ing a moving style of harmony all
liedecked in bright red sweaters,
these same girls minus the two
who have been added since then
known as the Circle Seven, appear
ed in the Carolina Calvacade of
Talent Contest held in Memorial
Hall last fall.
tonight will be "Stepping Out With
My Baby" and "C'est Si Bon."
Many of the girls have sung in
conjunction with small men's en
sembles at Yale, Princeton, and
other northern colleges before
transferring to Chapel Hill. Han
nah Kirby, the group's leader and
spokesman, explained, "We knew
that if we were ever going to sing
together, we'd better do it now."
So, with those words, the Circle
i Since then, they have performed i Nine was founded.
"We like to use songs people
know pretty well. We attempt to
give old songs a new twist; using
our own harmony versions of the
songs," Miss Kirby said.
The girls have now adopted a
"uniform" in the form of black
dresses, hish heels, and their
trademark; the golden circle pin
ned to the neck rim of their
The Chi Omega sorority house is
filled with melodius music each
day from 1 to 2 p.m. when the
group practices diligently.

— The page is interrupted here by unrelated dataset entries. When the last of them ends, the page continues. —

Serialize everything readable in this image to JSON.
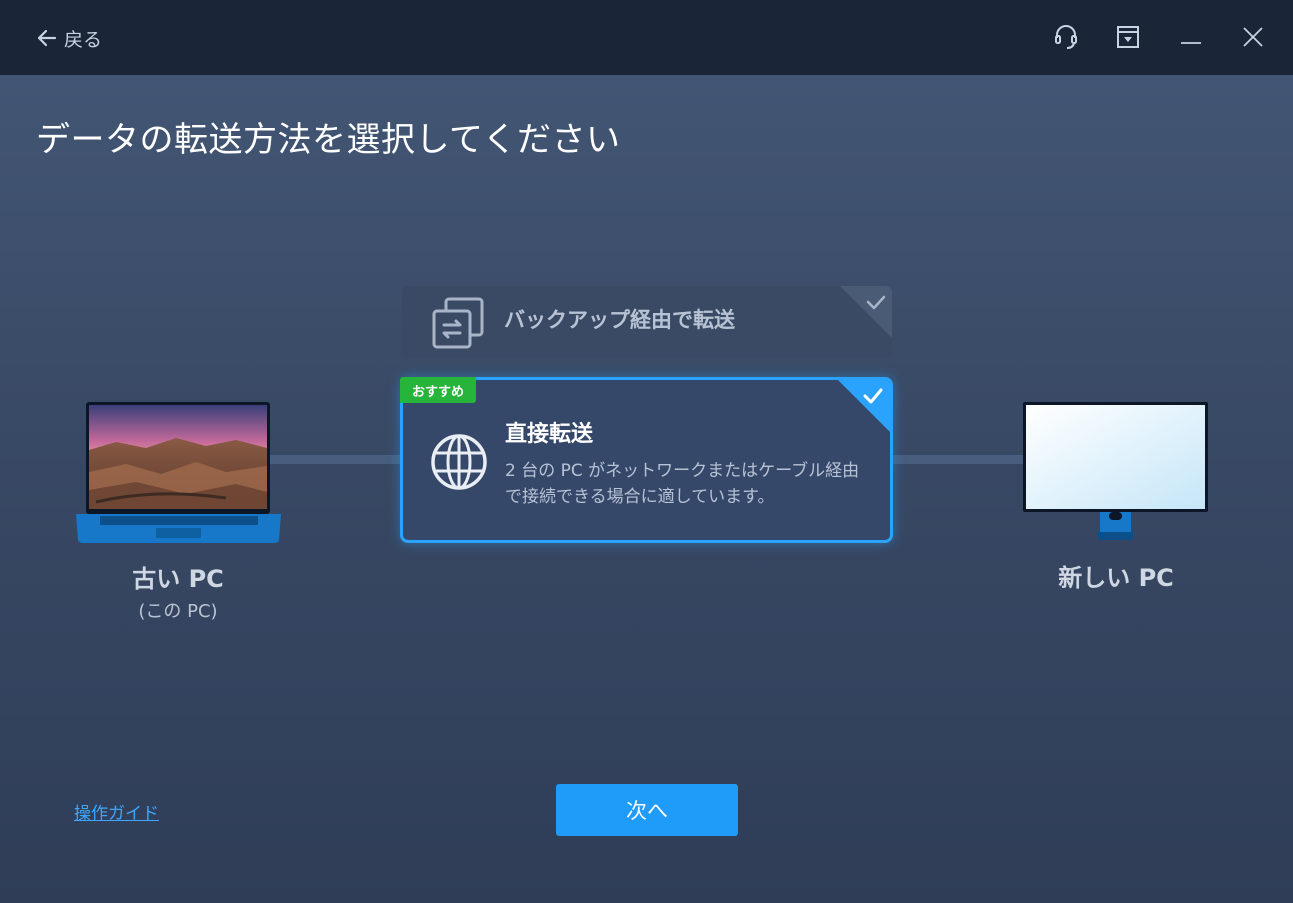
{
  "titlebar": {
    "back_label": "戻る",
    "icons": [
      "arrow-left-icon",
      "headset-icon",
      "dropdown-box-icon",
      "minimize-icon",
      "close-icon"
    ]
  },
  "page": {
    "title": "データの転送方法を選択してください"
  },
  "options": {
    "backup": {
      "title": "バックアップ経由で転送",
      "icon": "backup-transfer-icon",
      "selected": false
    },
    "direct": {
      "title": "直接転送",
      "description": "2 台の PC がネットワークまたはケーブル経由で接続できる場合に適しています。",
      "badge": "おすすめ",
      "icon": "globe-icon",
      "selected": true
    }
  },
  "devices": {
    "old": {
      "label": "古い PC",
      "sublabel": "(この PC)"
    },
    "new": {
      "label": "新しい PC"
    }
  },
  "footer": {
    "guide_link": "操作ガイド",
    "next_label": "次へ"
  },
  "colors": {
    "accent": "#1f9bfa",
    "badge_green": "#27b43a",
    "titlebar": "#1b2538",
    "background": "#3b4c69"
  }
}
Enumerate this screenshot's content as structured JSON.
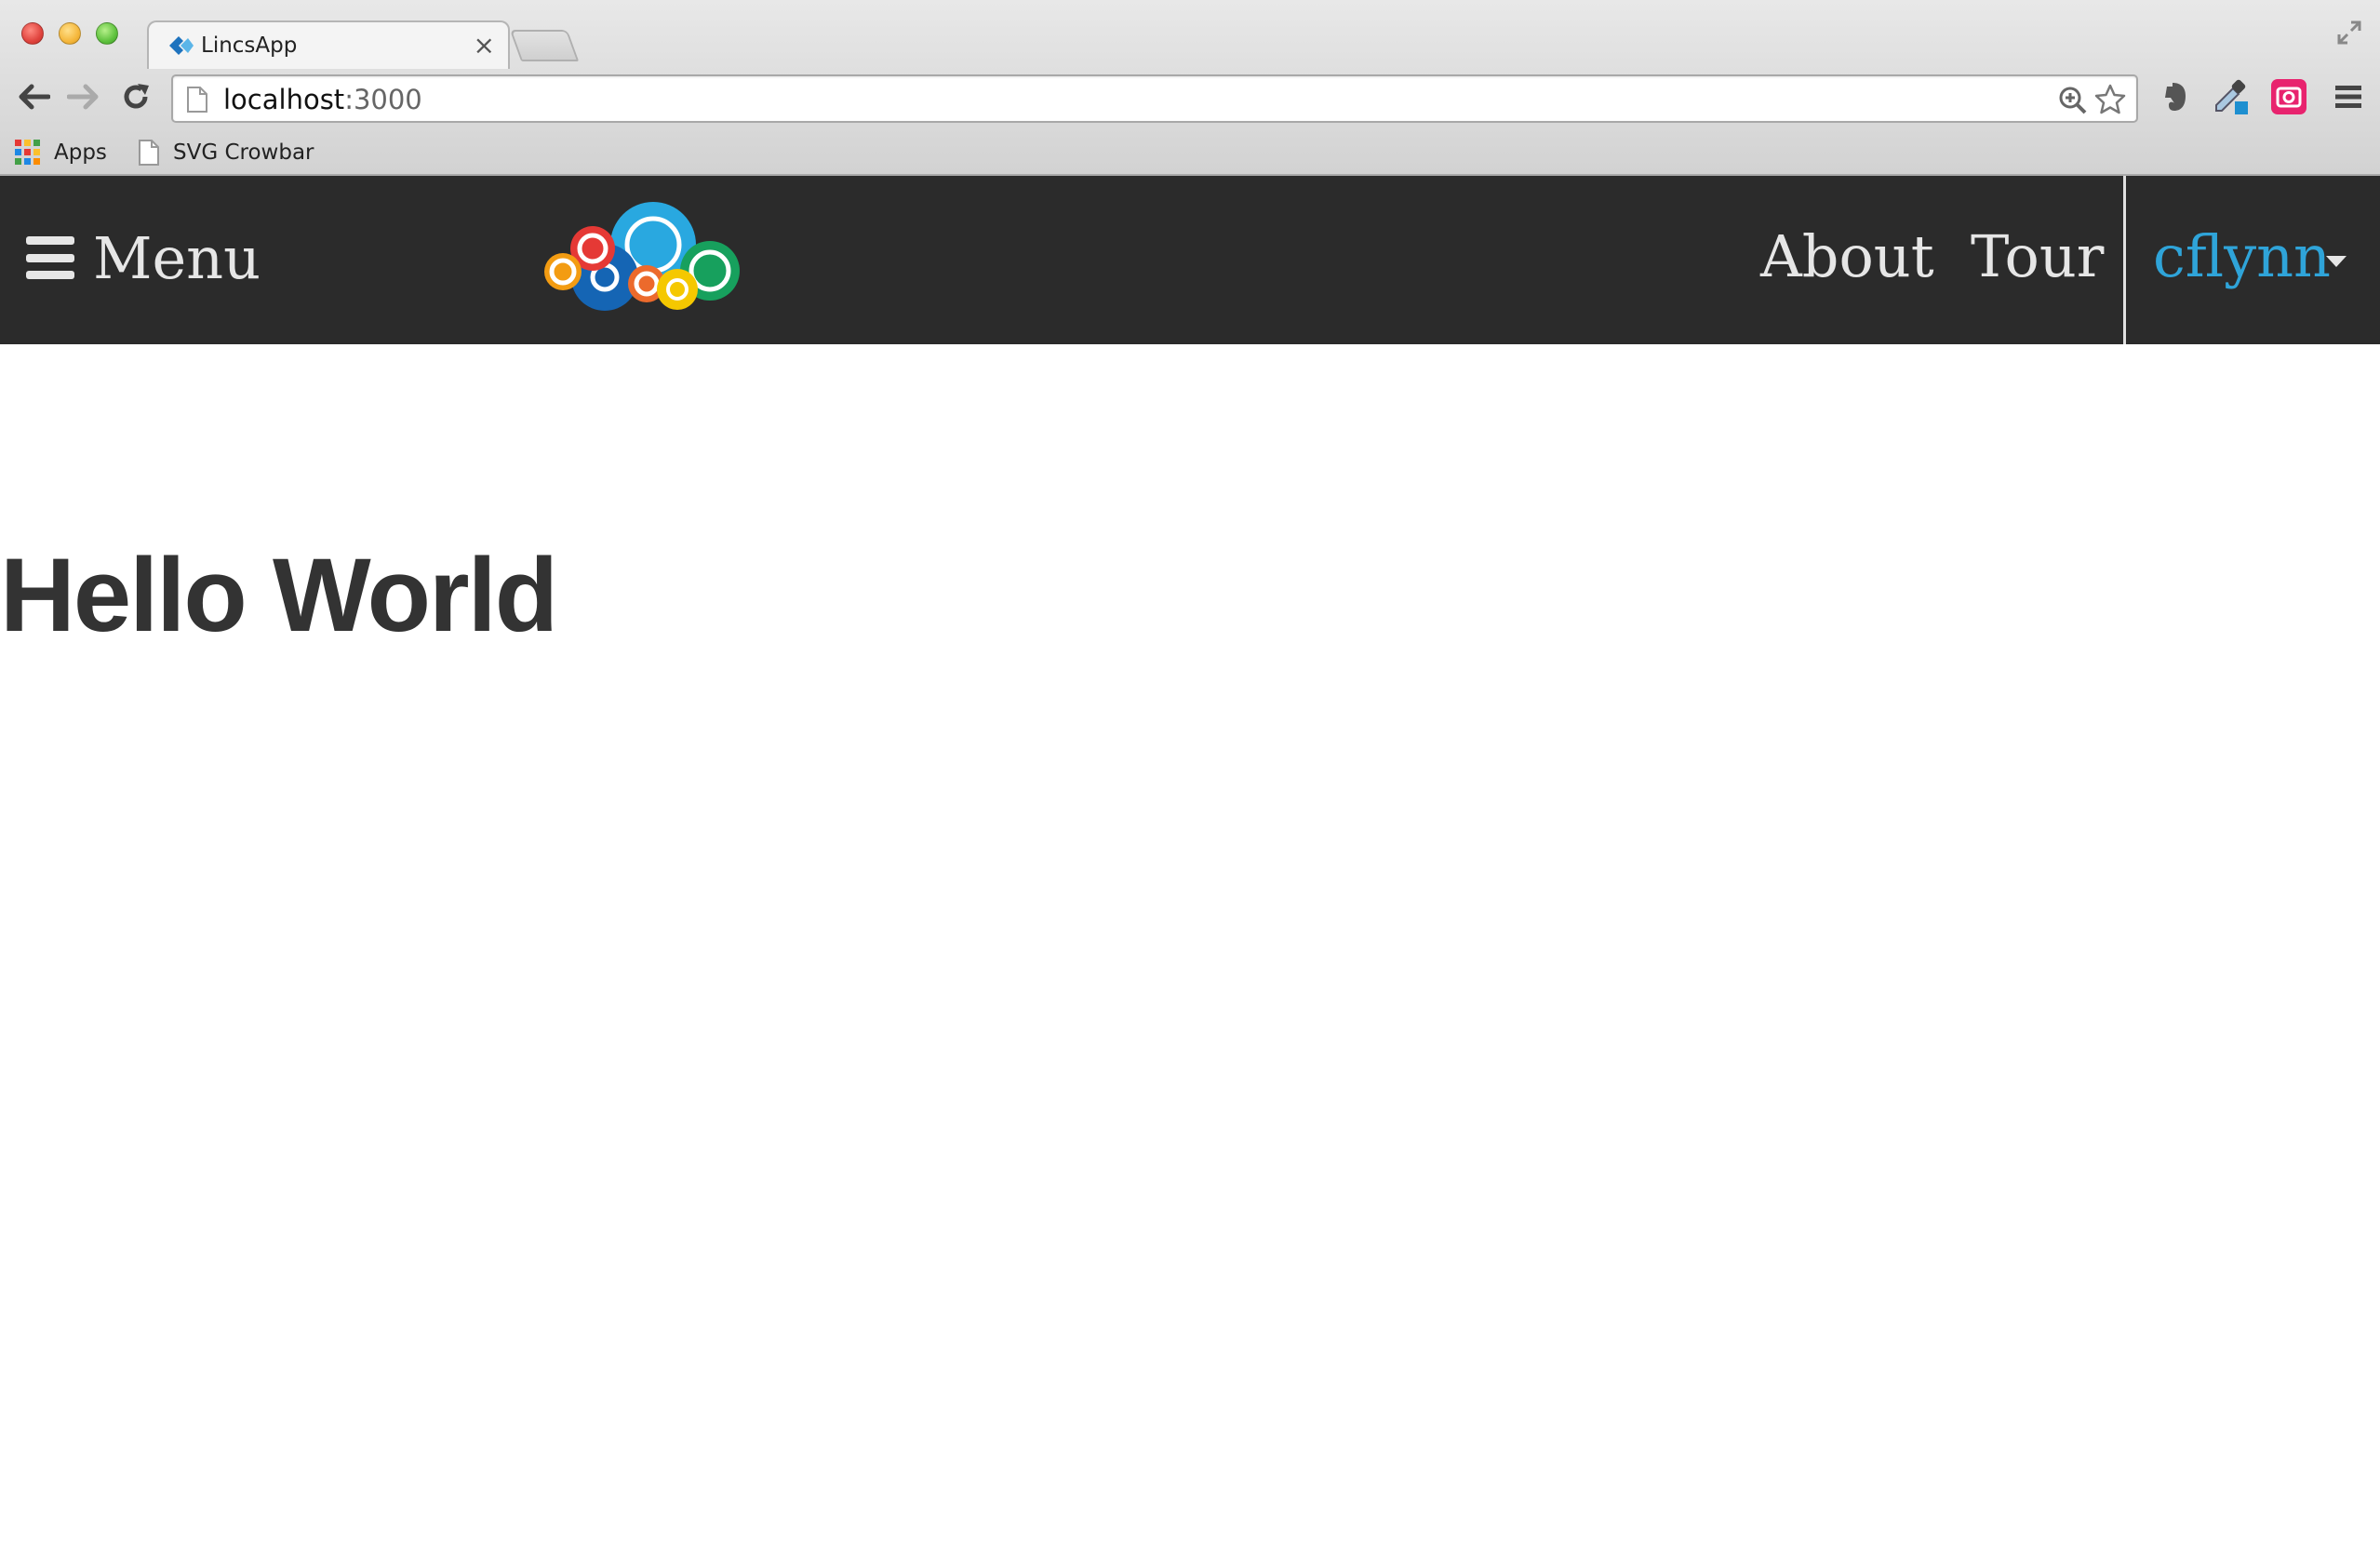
{
  "browser": {
    "tab": {
      "title": "LincsApp"
    },
    "url": {
      "host": "localhost",
      "port": ":3000"
    },
    "bookmarks": [
      {
        "label": "Apps"
      },
      {
        "label": "SVG Crowbar"
      }
    ]
  },
  "navbar": {
    "menu_label": "Menu",
    "links": [
      {
        "label": "About"
      },
      {
        "label": "Tour"
      }
    ],
    "user": "cflynn",
    "user_color": "#2fa4d9",
    "background": "#2b2b2b"
  },
  "main": {
    "heading": "Hello World"
  }
}
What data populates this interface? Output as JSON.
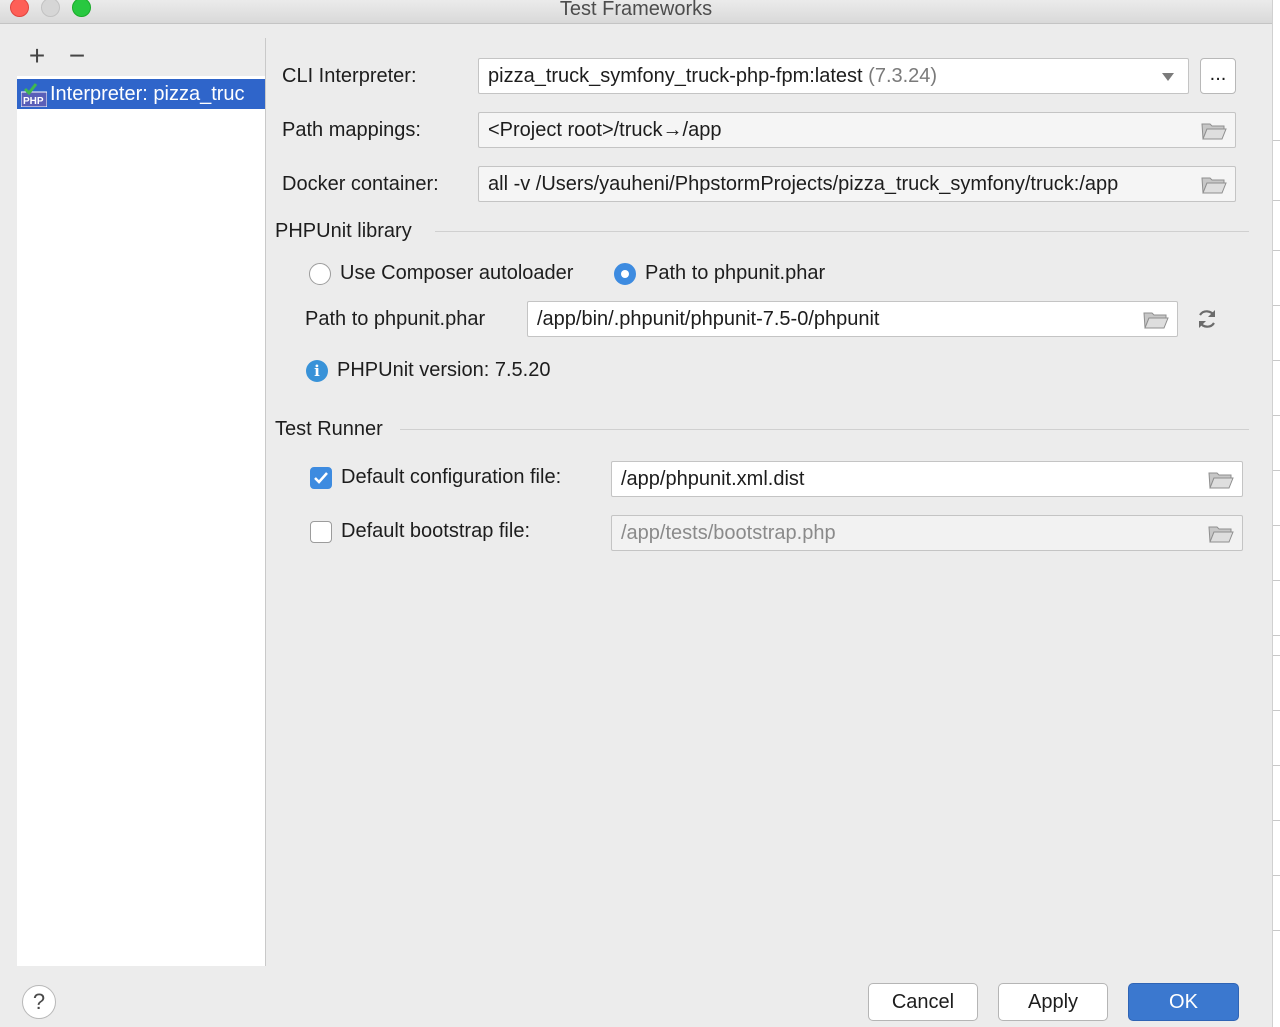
{
  "window": {
    "title": "Test Frameworks"
  },
  "toolbar": {
    "add": "+",
    "remove": "−"
  },
  "sidebar": {
    "items": [
      {
        "label": "Interpreter: pizza_truc",
        "icon": "php-icon",
        "icon_text": "PHP"
      }
    ]
  },
  "form": {
    "cli_interpreter": {
      "label": "CLI Interpreter:",
      "value": "pizza_truck_symfony_truck-php-fpm:latest",
      "version": "(7.3.24)",
      "more": "..."
    },
    "path_mappings": {
      "label": "Path mappings:",
      "value": "<Project root>/truck→/app"
    },
    "docker_container": {
      "label": "Docker container:",
      "value": "all -v /Users/yauheni/PhpstormProjects/pizza_truck_symfony/truck:/app"
    }
  },
  "phpunit": {
    "title": "PHPUnit library",
    "option_composer": "Use Composer autoloader",
    "option_phar": "Path to phpunit.phar",
    "selected": "phar",
    "path_label": "Path to phpunit.phar",
    "path_value": "/app/bin/.phpunit/phpunit-7.5-0/phpunit",
    "version_text": "PHPUnit version: 7.5.20"
  },
  "test_runner": {
    "title": "Test Runner",
    "config": {
      "label": "Default configuration file:",
      "value": "/app/phpunit.xml.dist",
      "checked": true
    },
    "bootstrap": {
      "label": "Default bootstrap file:",
      "value": "/app/tests/bootstrap.php",
      "checked": false
    }
  },
  "footer": {
    "help": "?",
    "cancel": "Cancel",
    "apply": "Apply",
    "ok": "OK"
  },
  "colors": {
    "selection": "#2f65ca",
    "accent": "#3d8be0",
    "primary_button": "#3b78cf"
  }
}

Since
their introduction, such consistent
practice has emanled the girls to
comprise a repertoire of 6 songs;
all personally rearranged in har
mony to suit their respective vocal
nr- - J'r
f I- if H jr?
CIRCLE NINE Members of Circle Nine, which will perform with the UNC Men's Glee Club tonight
in'Raleigh are front row, L to R, Hannah Kirby of Louisville, Ky., Kack Anthony of Gastonia, Anne
Riggins of New York, N. Y. and Daryl Farrington o f Short Hills, N. J. Back row, L to R, Es Bruner of
Knoxville, Tenn., Mary Tod Baker of Knoxville, Te nn Punkin Coe of Washington, D. C, Libby McCord
of Spartanburg, S. C. and Gail Minnich of Atlanta, Ga.
a i .li 1. r ...mi i 1 J
me scnoiarsmps w,u ut- le.eeu j dom in making expenditures is
Wednesday night. they haye tf)dav He challened
There were 686 applications for1, newsmen to check lhis with Un.
the scholarship this year. versity officials.
' '. In discussing the disagreement
over housing, Hodges said tnst
whether the Board of Higher Edu
cation "was right or wrong" ii
had a responsibility under a Uw
enacted by fhe 1957 legislature
which authorized self-liquidating
student housing projects.
Under the law, Hodges said,
such projects at the University
must be approved by the trustees,
the Board of Higher Education
and the Advisory Budget Commission.
The Building Committee of th
Graham Memorial Board of Direc
tors heard suggestions yesterday
regarding the facilities of the &2,
000,000 student union to be btiilt
on this campus soon.
The committee will meet today
at 4 p.m. in the Rendezvous Rocan
of Graham Memorial, and all per
sons who have any suggestions .s
to what facilities should be in the
i new union are invited to attend.